WORK TO COMPLETE
Return every entry exactly as written.

── SUPPLIED MATERIAL

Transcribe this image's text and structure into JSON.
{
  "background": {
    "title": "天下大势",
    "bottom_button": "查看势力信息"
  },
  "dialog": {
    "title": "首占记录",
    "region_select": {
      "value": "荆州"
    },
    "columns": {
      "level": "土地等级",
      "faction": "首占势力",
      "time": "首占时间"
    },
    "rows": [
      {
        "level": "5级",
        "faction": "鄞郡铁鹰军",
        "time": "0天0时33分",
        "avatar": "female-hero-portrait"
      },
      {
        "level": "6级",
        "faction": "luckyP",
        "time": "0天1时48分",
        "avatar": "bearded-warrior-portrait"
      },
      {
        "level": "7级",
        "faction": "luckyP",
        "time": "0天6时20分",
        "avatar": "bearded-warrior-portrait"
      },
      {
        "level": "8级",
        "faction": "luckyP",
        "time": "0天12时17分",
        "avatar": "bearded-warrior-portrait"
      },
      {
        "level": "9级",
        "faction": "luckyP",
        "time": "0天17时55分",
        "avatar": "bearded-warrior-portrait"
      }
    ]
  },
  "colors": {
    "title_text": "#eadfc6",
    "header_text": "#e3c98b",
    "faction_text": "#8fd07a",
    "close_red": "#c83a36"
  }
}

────

RESPONSE TO THIS EXERCISE
Transcribe this image's text and structure into JSON.
{
  "background": {
    "title": "天下大势",
    "bottom_button": "查看势力信息"
  },
  "dialog": {
    "title": "首占记录",
    "region_select": {
      "value": "荆州"
    },
    "columns": {
      "level": "土地等级",
      "faction": "首占势力",
      "time": "首占时间"
    },
    "rows": [
      {
        "level": "5级",
        "faction": "鄞郡铁鹰军",
        "time": "0天0时33分",
        "avatar": "female-hero-portrait"
      },
      {
        "level": "6级",
        "faction": "luckyP",
        "time": "0天1时48分",
        "avatar": "bearded-warrior-portrait"
      },
      {
        "level": "7级",
        "faction": "luckyP",
        "time": "0天6时20分",
        "avatar": "bearded-warrior-portrait"
      },
      {
        "level": "8级",
        "faction": "luckyP",
        "time": "0天12时17分",
        "avatar": "bearded-warrior-portrait"
      },
      {
        "level": "9级",
        "faction": "luckyP",
        "time": "0天17时55分",
        "avatar": "bearded-warrior-portrait"
      }
    ]
  },
  "colors": {
    "title_text": "#eadfc6",
    "header_text": "#e3c98b",
    "faction_text": "#8fd07a",
    "close_red": "#c83a36"
  }
}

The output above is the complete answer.